The problem —
Taking the listing below line by line, tally those that contain the string "text". Give the total alone.

The data —
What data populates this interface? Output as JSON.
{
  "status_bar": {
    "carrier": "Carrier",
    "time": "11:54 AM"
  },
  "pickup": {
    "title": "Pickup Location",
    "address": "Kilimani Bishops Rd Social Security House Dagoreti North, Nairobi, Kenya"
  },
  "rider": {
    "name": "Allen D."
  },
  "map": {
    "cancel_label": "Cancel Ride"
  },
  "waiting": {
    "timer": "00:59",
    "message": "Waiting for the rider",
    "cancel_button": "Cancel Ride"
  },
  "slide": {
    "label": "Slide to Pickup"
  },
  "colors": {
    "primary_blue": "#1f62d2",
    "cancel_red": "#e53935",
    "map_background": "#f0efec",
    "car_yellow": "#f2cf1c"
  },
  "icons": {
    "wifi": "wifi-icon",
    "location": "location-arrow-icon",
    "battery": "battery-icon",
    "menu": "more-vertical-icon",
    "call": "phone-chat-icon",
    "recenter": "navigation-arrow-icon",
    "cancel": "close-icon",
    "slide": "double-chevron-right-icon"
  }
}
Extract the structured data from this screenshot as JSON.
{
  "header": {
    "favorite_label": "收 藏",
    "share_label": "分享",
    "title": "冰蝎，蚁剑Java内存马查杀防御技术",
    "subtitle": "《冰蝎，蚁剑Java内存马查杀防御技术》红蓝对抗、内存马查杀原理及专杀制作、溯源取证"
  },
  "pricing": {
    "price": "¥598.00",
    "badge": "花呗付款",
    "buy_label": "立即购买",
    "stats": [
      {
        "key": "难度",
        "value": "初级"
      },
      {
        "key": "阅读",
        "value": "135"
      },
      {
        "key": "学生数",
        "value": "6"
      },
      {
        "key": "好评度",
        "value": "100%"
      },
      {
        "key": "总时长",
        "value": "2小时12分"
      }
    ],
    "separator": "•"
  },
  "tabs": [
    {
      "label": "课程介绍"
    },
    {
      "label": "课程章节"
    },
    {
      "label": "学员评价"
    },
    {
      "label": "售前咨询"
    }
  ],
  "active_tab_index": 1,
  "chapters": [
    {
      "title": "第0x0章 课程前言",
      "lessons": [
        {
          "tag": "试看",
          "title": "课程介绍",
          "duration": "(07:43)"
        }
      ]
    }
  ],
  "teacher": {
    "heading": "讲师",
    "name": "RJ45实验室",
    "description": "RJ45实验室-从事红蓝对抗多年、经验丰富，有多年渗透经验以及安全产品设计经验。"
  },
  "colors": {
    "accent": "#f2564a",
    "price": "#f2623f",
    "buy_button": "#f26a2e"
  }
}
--
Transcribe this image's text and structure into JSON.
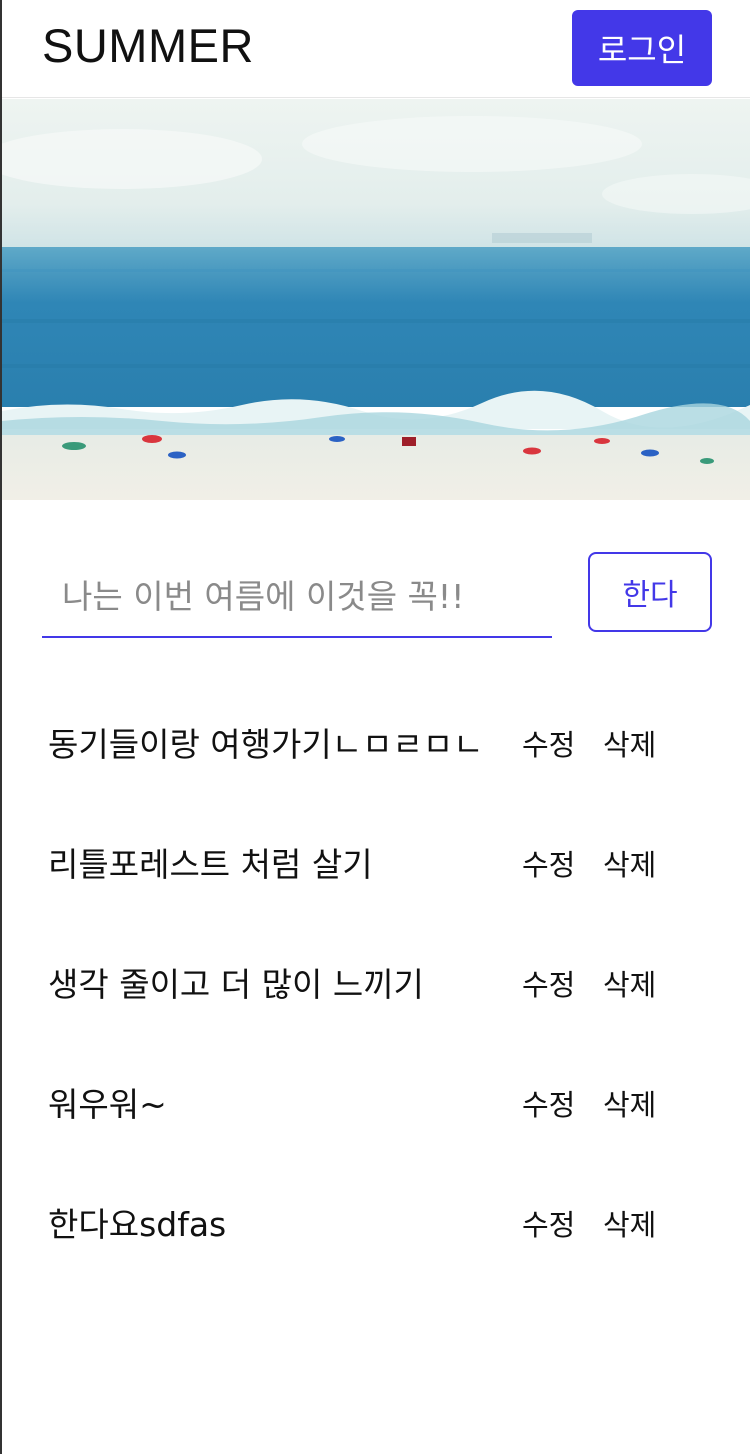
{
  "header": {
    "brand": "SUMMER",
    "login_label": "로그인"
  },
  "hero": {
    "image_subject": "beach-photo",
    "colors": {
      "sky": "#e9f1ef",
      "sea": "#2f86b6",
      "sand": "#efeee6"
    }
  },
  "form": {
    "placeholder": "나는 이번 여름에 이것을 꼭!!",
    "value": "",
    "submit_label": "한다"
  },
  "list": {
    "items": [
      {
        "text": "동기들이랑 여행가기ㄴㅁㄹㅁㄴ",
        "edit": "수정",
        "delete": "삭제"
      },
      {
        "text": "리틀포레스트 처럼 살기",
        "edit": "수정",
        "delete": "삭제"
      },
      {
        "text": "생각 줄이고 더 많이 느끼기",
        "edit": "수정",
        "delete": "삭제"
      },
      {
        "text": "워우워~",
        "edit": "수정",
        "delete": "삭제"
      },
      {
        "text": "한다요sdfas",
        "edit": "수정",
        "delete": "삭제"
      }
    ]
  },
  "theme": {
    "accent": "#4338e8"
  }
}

Answer box —
6